→ INSTRUCTIONS TO FOLLOW: From the records below, copy every line that contains the word "oicon".

→ DATA PROVIDED:

══════

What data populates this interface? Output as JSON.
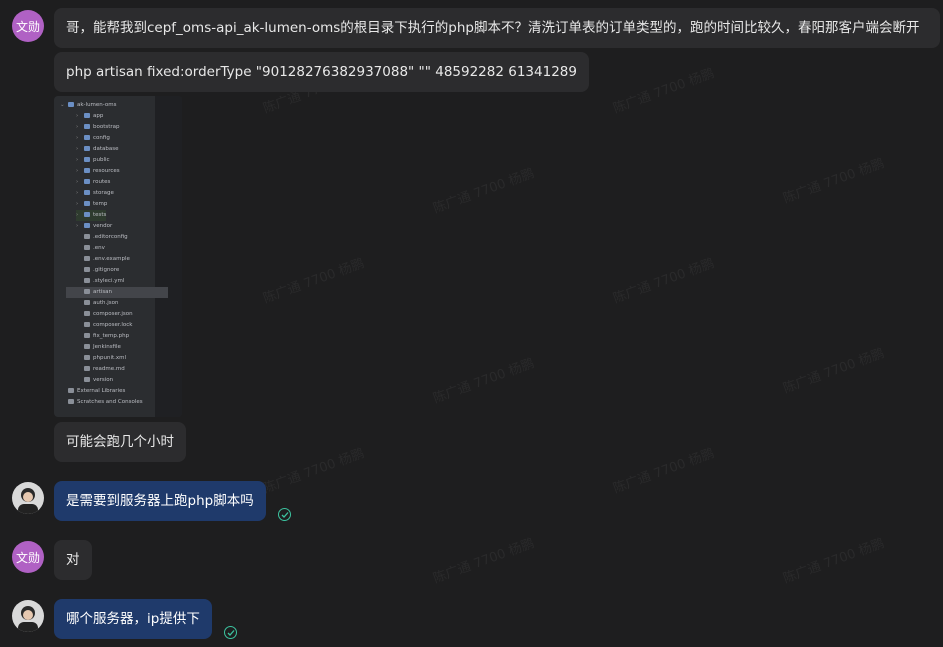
{
  "messages": [
    {
      "sender": "文勋",
      "text": "哥，能帮我到cepf_oms-api_ak-lumen-oms的根目录下执行的php脚本不？清洗订单表的订单类型的，跑的时间比较久，春阳那客户端会断开"
    },
    {
      "text": "php artisan fixed:orderType \"90128276382937088\" \"\" 48592282 61341289"
    },
    {
      "text": "可能会跑几个小时"
    },
    {
      "sender": "me",
      "text": "是需要到服务器上跑php脚本吗"
    },
    {
      "sender": "文勋",
      "text": "对"
    },
    {
      "sender": "me",
      "text": "哪个服务器，ip提供下"
    }
  ],
  "screenshot_tree": {
    "root": "ak-lumen-oms",
    "items": [
      "app",
      "bootstrap",
      "config",
      "database",
      "public",
      "resources",
      "routes",
      "storage",
      "temp",
      "tests",
      "vendor",
      ".editorconfig",
      ".env",
      ".env.example",
      ".gitignore",
      ".styleci.yml",
      "artisan",
      "auth.json",
      "composer.json",
      "composer.lock",
      "fix_temp.php",
      "Jenkinsfile",
      "phpunit.xml",
      "readme.md",
      "version",
      "External Libraries",
      "Scratches and Consoles"
    ]
  },
  "watermark": "陈广通 7700 杨鹏",
  "colors": {
    "bg": "#1e1e1f",
    "bubble": "#2c2c2e",
    "mine": "#1f3a6b",
    "avatar": "#b061c4",
    "check": "#3cc4a0"
  }
}
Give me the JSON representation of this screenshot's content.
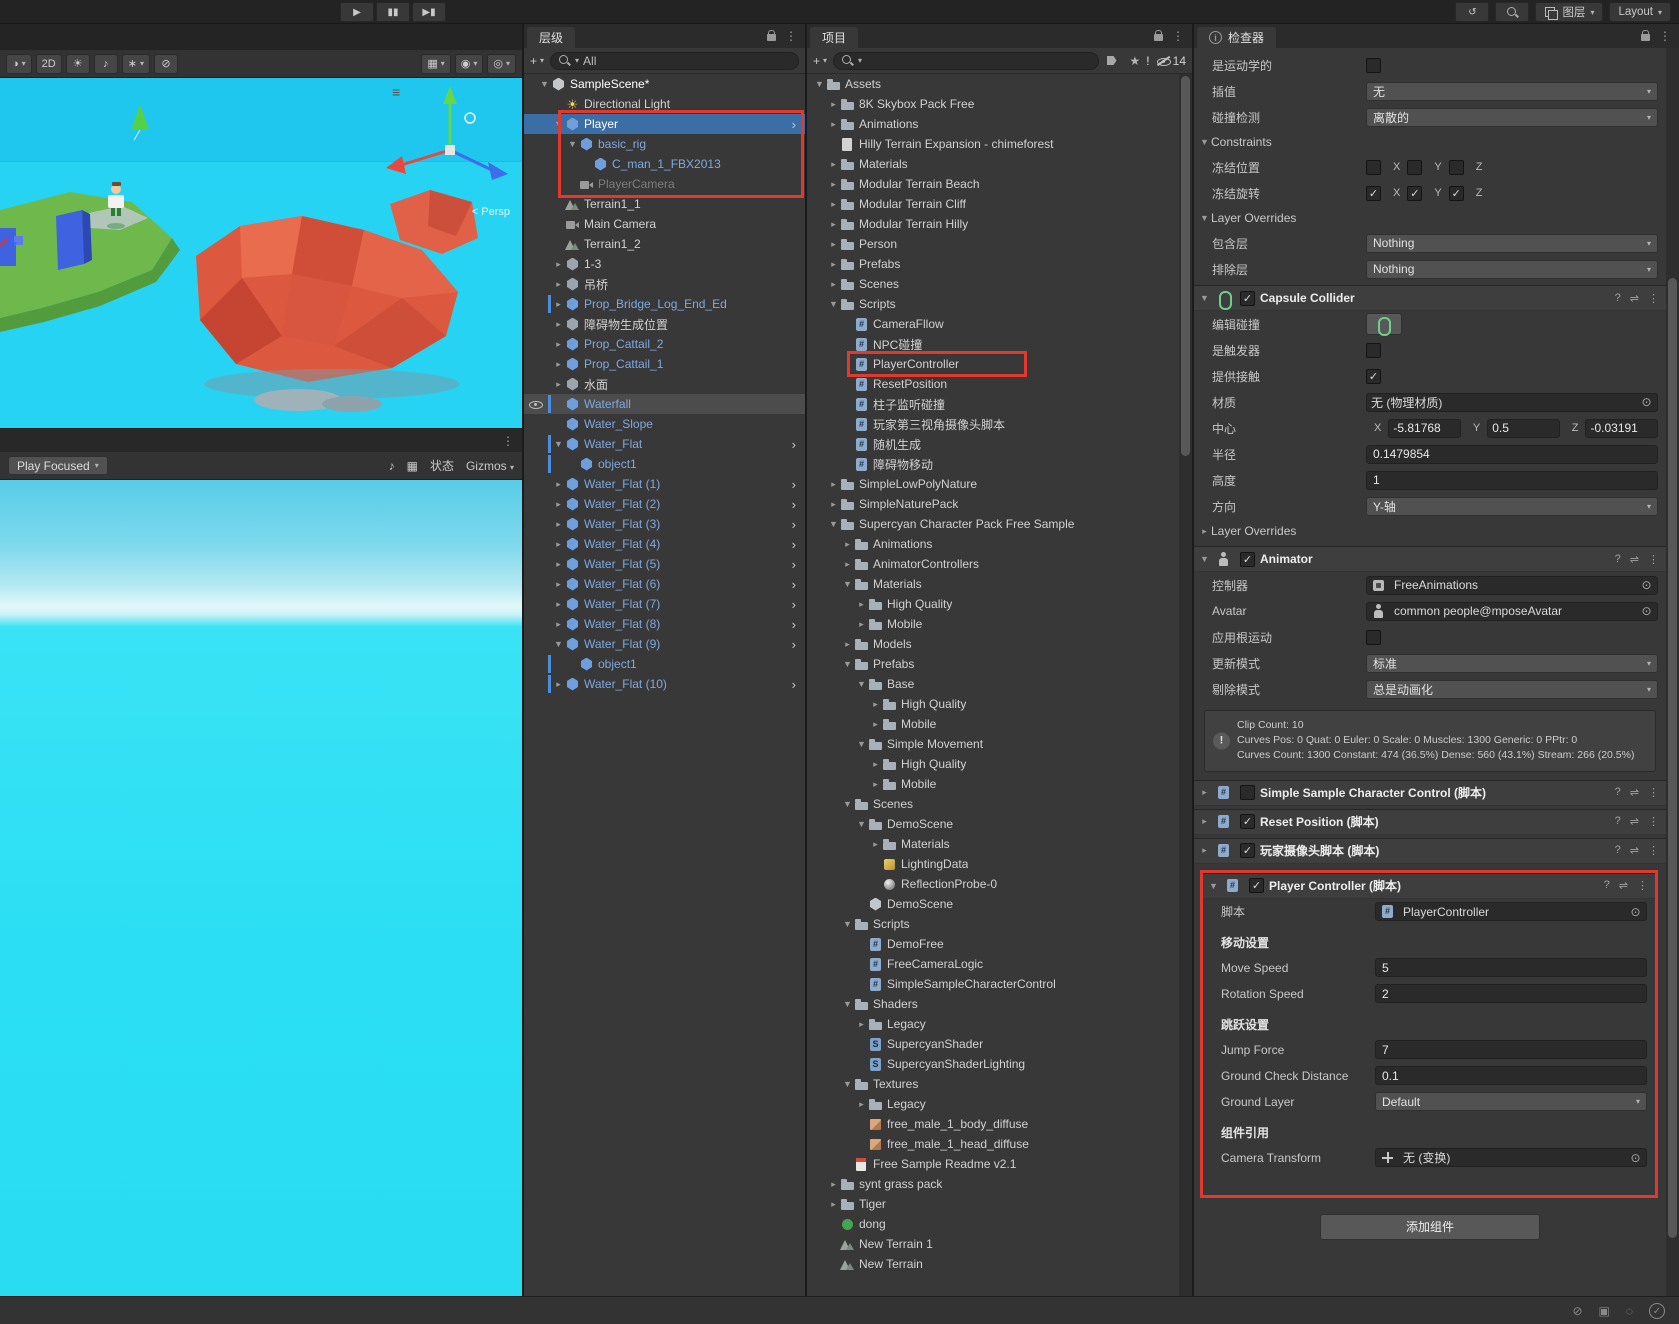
{
  "colors": {
    "annotation_red": "#E2392E",
    "selection_blue": "#3A6EA5",
    "prefab_blue": "#80A9E0",
    "panel_bg": "#383838"
  },
  "topbar": {
    "layers_label": "图层",
    "layout_label": "Layout"
  },
  "scene_view": {
    "mode_2d_label": "2D",
    "persp_label": "< Persp"
  },
  "game_view": {
    "display_mode": "Play Focused",
    "stats_label": "状态",
    "gizmos_label": "Gizmos"
  },
  "hierarchy": {
    "tab_label": "层级",
    "create_label": "+",
    "search_value": "All",
    "rows": [
      {
        "l": "SampleScene*",
        "d": 0,
        "i": "scene",
        "f": "o",
        "c": "w"
      },
      {
        "l": "Directional Light",
        "d": 1,
        "i": "light",
        "f": "",
        "c": "n"
      },
      {
        "l": "Player",
        "d": 1,
        "i": "cubeb",
        "f": "o",
        "c": "w",
        "s": "b",
        "ch": 1
      },
      {
        "l": "basic_rig",
        "d": 2,
        "i": "cubeb",
        "f": "o",
        "c": "p"
      },
      {
        "l": "C_man_1_FBX2013",
        "d": 3,
        "i": "cubeb",
        "f": "",
        "c": "p"
      },
      {
        "l": "PlayerCamera",
        "d": 2,
        "i": "cam",
        "f": "",
        "c": "d"
      },
      {
        "l": "Terrain1_1",
        "d": 1,
        "i": "terr",
        "f": "",
        "c": "n"
      },
      {
        "l": "Main Camera",
        "d": 1,
        "i": "cam",
        "f": "",
        "c": "n"
      },
      {
        "l": "Terrain1_2",
        "d": 1,
        "i": "terr",
        "f": "",
        "c": "n"
      },
      {
        "l": "1-3",
        "d": 1,
        "i": "cube",
        "f": "c",
        "c": "n"
      },
      {
        "l": "吊桥",
        "d": 1,
        "i": "cube",
        "f": "c",
        "c": "n"
      },
      {
        "l": "Prop_Bridge_Log_End_Ed",
        "d": 1,
        "i": "cubeb",
        "f": "c",
        "c": "p",
        "bar": 1
      },
      {
        "l": "障碍物生成位置",
        "d": 1,
        "i": "cube",
        "f": "c",
        "c": "n"
      },
      {
        "l": "Prop_Cattail_2",
        "d": 1,
        "i": "cubeb",
        "f": "c",
        "c": "p"
      },
      {
        "l": "Prop_Cattail_1",
        "d": 1,
        "i": "cubeb",
        "f": "c",
        "c": "p"
      },
      {
        "l": "水面",
        "d": 1,
        "i": "cube",
        "f": "c",
        "c": "n"
      },
      {
        "l": "Waterfall",
        "d": 1,
        "i": "cubeb",
        "f": "",
        "c": "p",
        "s": "g",
        "bar": 1,
        "eye": 1
      },
      {
        "l": "Water_Slope",
        "d": 1,
        "i": "cubeb",
        "f": "",
        "c": "p"
      },
      {
        "l": "Water_Flat",
        "d": 1,
        "i": "cubeb",
        "f": "o",
        "c": "p",
        "bar": 1,
        "ch": 1
      },
      {
        "l": "object1",
        "d": 2,
        "i": "cubeb",
        "f": "",
        "c": "p",
        "bar": 1
      },
      {
        "l": "Water_Flat (1)",
        "d": 1,
        "i": "cubeb",
        "f": "c",
        "c": "p",
        "ch": 1
      },
      {
        "l": "Water_Flat (2)",
        "d": 1,
        "i": "cubeb",
        "f": "c",
        "c": "p",
        "ch": 1
      },
      {
        "l": "Water_Flat (3)",
        "d": 1,
        "i": "cubeb",
        "f": "c",
        "c": "p",
        "ch": 1
      },
      {
        "l": "Water_Flat (4)",
        "d": 1,
        "i": "cubeb",
        "f": "c",
        "c": "p",
        "ch": 1
      },
      {
        "l": "Water_Flat (5)",
        "d": 1,
        "i": "cubeb",
        "f": "c",
        "c": "p",
        "ch": 1
      },
      {
        "l": "Water_Flat (6)",
        "d": 1,
        "i": "cubeb",
        "f": "c",
        "c": "p",
        "ch": 1
      },
      {
        "l": "Water_Flat (7)",
        "d": 1,
        "i": "cubeb",
        "f": "c",
        "c": "p",
        "ch": 1
      },
      {
        "l": "Water_Flat (8)",
        "d": 1,
        "i": "cubeb",
        "f": "c",
        "c": "p",
        "ch": 1
      },
      {
        "l": "Water_Flat (9)",
        "d": 1,
        "i": "cubeb",
        "f": "o",
        "c": "p",
        "ch": 1
      },
      {
        "l": "object1",
        "d": 2,
        "i": "cubeb",
        "f": "",
        "c": "p",
        "bar": 1
      },
      {
        "l": "Water_Flat (10)",
        "d": 1,
        "i": "cubeb",
        "f": "c",
        "c": "p",
        "bar": 1,
        "ch": 1
      }
    ]
  },
  "project": {
    "tab_label": "项目",
    "create_label": "+",
    "hidden_count": "14",
    "rows": [
      {
        "l": "Assets",
        "d": 0,
        "i": "fo",
        "f": "o"
      },
      {
        "l": "8K Skybox Pack Free",
        "d": 1,
        "i": "fo",
        "f": "c"
      },
      {
        "l": "Animations",
        "d": 1,
        "i": "fo",
        "f": "c"
      },
      {
        "l": "Hilly Terrain Expansion - chimeforest",
        "d": 1,
        "i": "pg",
        "f": ""
      },
      {
        "l": "Materials",
        "d": 1,
        "i": "fo",
        "f": "c"
      },
      {
        "l": "Modular Terrain Beach",
        "d": 1,
        "i": "fo",
        "f": "c"
      },
      {
        "l": "Modular Terrain Cliff",
        "d": 1,
        "i": "fo",
        "f": "c"
      },
      {
        "l": "Modular Terrain Hilly",
        "d": 1,
        "i": "fo",
        "f": "c"
      },
      {
        "l": "Person",
        "d": 1,
        "i": "fo",
        "f": "c"
      },
      {
        "l": "Prefabs",
        "d": 1,
        "i": "fo",
        "f": "c"
      },
      {
        "l": "Scenes",
        "d": 1,
        "i": "fo",
        "f": "c"
      },
      {
        "l": "Scripts",
        "d": 1,
        "i": "fo",
        "f": "o"
      },
      {
        "l": "CameraFllow",
        "d": 2,
        "i": "sc",
        "f": ""
      },
      {
        "l": "NPC碰撞",
        "d": 2,
        "i": "sc",
        "f": ""
      },
      {
        "l": "PlayerController",
        "d": 2,
        "i": "sc",
        "f": ""
      },
      {
        "l": "ResetPosition",
        "d": 2,
        "i": "sc",
        "f": ""
      },
      {
        "l": "柱子监听碰撞",
        "d": 2,
        "i": "sc",
        "f": ""
      },
      {
        "l": "玩家第三视角摄像头脚本",
        "d": 2,
        "i": "sc",
        "f": ""
      },
      {
        "l": "随机生成",
        "d": 2,
        "i": "sc",
        "f": ""
      },
      {
        "l": "障碍物移动",
        "d": 2,
        "i": "sc",
        "f": ""
      },
      {
        "l": "SimpleLowPolyNature",
        "d": 1,
        "i": "fo",
        "f": "c"
      },
      {
        "l": "SimpleNaturePack",
        "d": 1,
        "i": "fo",
        "f": "c"
      },
      {
        "l": "Supercyan Character Pack Free Sample",
        "d": 1,
        "i": "fo",
        "f": "o"
      },
      {
        "l": "Animations",
        "d": 2,
        "i": "fo",
        "f": "c"
      },
      {
        "l": "AnimatorControllers",
        "d": 2,
        "i": "fo",
        "f": "c"
      },
      {
        "l": "Materials",
        "d": 2,
        "i": "fo",
        "f": "o"
      },
      {
        "l": "High Quality",
        "d": 3,
        "i": "fo",
        "f": "c"
      },
      {
        "l": "Mobile",
        "d": 3,
        "i": "fo",
        "f": "c"
      },
      {
        "l": "Models",
        "d": 2,
        "i": "fo",
        "f": "c"
      },
      {
        "l": "Prefabs",
        "d": 2,
        "i": "fo",
        "f": "o"
      },
      {
        "l": "Base",
        "d": 3,
        "i": "fo",
        "f": "o"
      },
      {
        "l": "High Quality",
        "d": 4,
        "i": "fo",
        "f": "c"
      },
      {
        "l": "Mobile",
        "d": 4,
        "i": "fo",
        "f": "c"
      },
      {
        "l": "Simple Movement",
        "d": 3,
        "i": "fo",
        "f": "o"
      },
      {
        "l": "High Quality",
        "d": 4,
        "i": "fo",
        "f": "c"
      },
      {
        "l": "Mobile",
        "d": 4,
        "i": "fo",
        "f": "c"
      },
      {
        "l": "Scenes",
        "d": 2,
        "i": "fo",
        "f": "o"
      },
      {
        "l": "DemoScene",
        "d": 3,
        "i": "fo",
        "f": "o"
      },
      {
        "l": "Materials",
        "d": 4,
        "i": "fo",
        "f": "c"
      },
      {
        "l": "LightingData",
        "d": 4,
        "i": "li",
        "f": ""
      },
      {
        "l": "ReflectionProbe-0",
        "d": 4,
        "i": "pr",
        "f": ""
      },
      {
        "l": "DemoScene",
        "d": 3,
        "i": "scn",
        "f": ""
      },
      {
        "l": "Scripts",
        "d": 2,
        "i": "fo",
        "f": "o"
      },
      {
        "l": "DemoFree",
        "d": 3,
        "i": "sc",
        "f": ""
      },
      {
        "l": "FreeCameraLogic",
        "d": 3,
        "i": "sc",
        "f": ""
      },
      {
        "l": "SimpleSampleCharacterControl",
        "d": 3,
        "i": "sc",
        "f": ""
      },
      {
        "l": "Shaders",
        "d": 2,
        "i": "fo",
        "f": "o"
      },
      {
        "l": "Legacy",
        "d": 3,
        "i": "fo",
        "f": "c"
      },
      {
        "l": "SupercyanShader",
        "d": 3,
        "i": "sh",
        "f": ""
      },
      {
        "l": "SupercyanShaderLighting",
        "d": 3,
        "i": "sh",
        "f": ""
      },
      {
        "l": "Textures",
        "d": 2,
        "i": "fo",
        "f": "o"
      },
      {
        "l": "Legacy",
        "d": 3,
        "i": "fo",
        "f": "c"
      },
      {
        "l": "free_male_1_body_diffuse",
        "d": 3,
        "i": "tx",
        "f": ""
      },
      {
        "l": "free_male_1_head_diffuse",
        "d": 3,
        "i": "tx",
        "f": ""
      },
      {
        "l": "Free Sample Readme v2.1",
        "d": 2,
        "i": "rd",
        "f": ""
      },
      {
        "l": "synt grass pack",
        "d": 1,
        "i": "fo",
        "f": "c"
      },
      {
        "l": "Tiger",
        "d": 1,
        "i": "fo",
        "f": "c"
      },
      {
        "l": "dong",
        "d": 1,
        "i": "gn",
        "f": ""
      },
      {
        "l": "New Terrain 1",
        "d": 1,
        "i": "terr",
        "f": ""
      },
      {
        "l": "New Terrain",
        "d": 1,
        "i": "terr",
        "f": ""
      }
    ]
  },
  "inspector": {
    "tab_label": "检查器",
    "add_component_label": "添加组件",
    "rows": [
      {
        "t": "prop",
        "label": "是运动学的",
        "ctl": "check",
        "checked": false
      },
      {
        "t": "prop",
        "label": "插值",
        "ctl": "dd",
        "value": "无"
      },
      {
        "t": "prop",
        "label": "碰撞检测",
        "ctl": "dd",
        "value": "离散的"
      },
      {
        "t": "fold",
        "label": "Constraints",
        "open": true
      },
      {
        "t": "axes",
        "label": "冻结位置",
        "x": false,
        "y": false,
        "z": false
      },
      {
        "t": "axes",
        "label": "冻结旋转",
        "x": true,
        "y": true,
        "z": true
      },
      {
        "t": "fold",
        "label": "Layer Overrides",
        "open": true
      },
      {
        "t": "prop",
        "label": "包含层",
        "ctl": "dd",
        "value": "Nothing"
      },
      {
        "t": "prop",
        "label": "排除层",
        "ctl": "dd",
        "value": "Nothing"
      },
      {
        "t": "comp",
        "label": "Capsule Collider",
        "icon": "capsule",
        "checked": true,
        "open": true
      },
      {
        "t": "prop",
        "label": "编辑碰撞",
        "ctl": "editbtn"
      },
      {
        "t": "prop",
        "label": "是触发器",
        "ctl": "check",
        "checked": false
      },
      {
        "t": "prop",
        "label": "提供接触",
        "ctl": "check",
        "checked": true
      },
      {
        "t": "prop",
        "label": "材质",
        "ctl": "obj",
        "value": "无 (物理材质)"
      },
      {
        "t": "vec3",
        "label": "中心",
        "x": "-5.81768",
        "y": "0.5",
        "z": "-0.03191"
      },
      {
        "t": "prop",
        "label": "半径",
        "ctl": "text",
        "value": "0.1479854"
      },
      {
        "t": "prop",
        "label": "高度",
        "ctl": "text",
        "value": "1"
      },
      {
        "t": "prop",
        "label": "方向",
        "ctl": "dd",
        "value": "Y-轴"
      },
      {
        "t": "fold",
        "label": "Layer Overrides",
        "open": false
      },
      {
        "t": "comp",
        "label": "Animator",
        "icon": "animator",
        "checked": true,
        "open": true
      },
      {
        "t": "prop",
        "label": "控制器",
        "ctl": "obj",
        "value": "FreeAnimations",
        "oicon": "ctrl"
      },
      {
        "t": "prop",
        "label": "Avatar",
        "ctl": "obj",
        "value": "common people@mposeAvatar",
        "oicon": "avatar"
      },
      {
        "t": "prop",
        "label": "应用根运动",
        "ctl": "check",
        "checked": false
      },
      {
        "t": "prop",
        "label": "更新模式",
        "ctl": "dd",
        "value": "标准"
      },
      {
        "t": "prop",
        "label": "剔除模式",
        "ctl": "dd",
        "value": "总是动画化"
      },
      {
        "t": "info",
        "lines": [
          "Clip Count: 10",
          "Curves Pos: 0 Quat: 0 Euler: 0 Scale: 0 Muscles: 1300 Generic: 0 PPtr: 0",
          "Curves Count: 1300 Constant: 474 (36.5%) Dense: 560 (43.1%) Stream: 266 (20.5%)"
        ]
      },
      {
        "t": "comp",
        "label": "Simple Sample Character Control",
        "suffix": "(脚本)",
        "icon": "script",
        "checked": false,
        "open": false
      },
      {
        "t": "comp",
        "label": "Reset Position",
        "suffix": "(脚本)",
        "icon": "script",
        "checked": true,
        "open": false
      },
      {
        "t": "comp",
        "label": "玩家摄像头脚本",
        "suffix": "(脚本)",
        "icon": "script",
        "checked": true,
        "open": false
      },
      {
        "t": "comp",
        "label": "Player Controller",
        "suffix": "(脚本)",
        "icon": "script",
        "checked": true,
        "open": true,
        "red": true
      },
      {
        "t": "prop",
        "label": "脚本",
        "ctl": "obj",
        "value": "PlayerController",
        "oicon": "script"
      },
      {
        "t": "header",
        "label": "移动设置"
      },
      {
        "t": "prop",
        "label": "Move Speed",
        "ctl": "text",
        "value": "5"
      },
      {
        "t": "prop",
        "label": "Rotation Speed",
        "ctl": "text",
        "value": "2"
      },
      {
        "t": "header",
        "label": "跳跃设置"
      },
      {
        "t": "prop",
        "label": "Jump Force",
        "ctl": "text",
        "value": "7"
      },
      {
        "t": "prop",
        "label": "Ground Check Distance",
        "ctl": "text",
        "value": "0.1"
      },
      {
        "t": "prop",
        "label": "Ground Layer",
        "ctl": "dd",
        "value": "Default"
      },
      {
        "t": "header",
        "label": "组件引用"
      },
      {
        "t": "prop",
        "label": "Camera Transform",
        "ctl": "obj",
        "value": "无 (变换)",
        "oicon": "trans"
      }
    ]
  }
}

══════

→ EXERCISE OUTPUT:
        "oicon": "ctrl"
        "oicon": "avatar"
        "oicon": "script"
        "oicon": "trans"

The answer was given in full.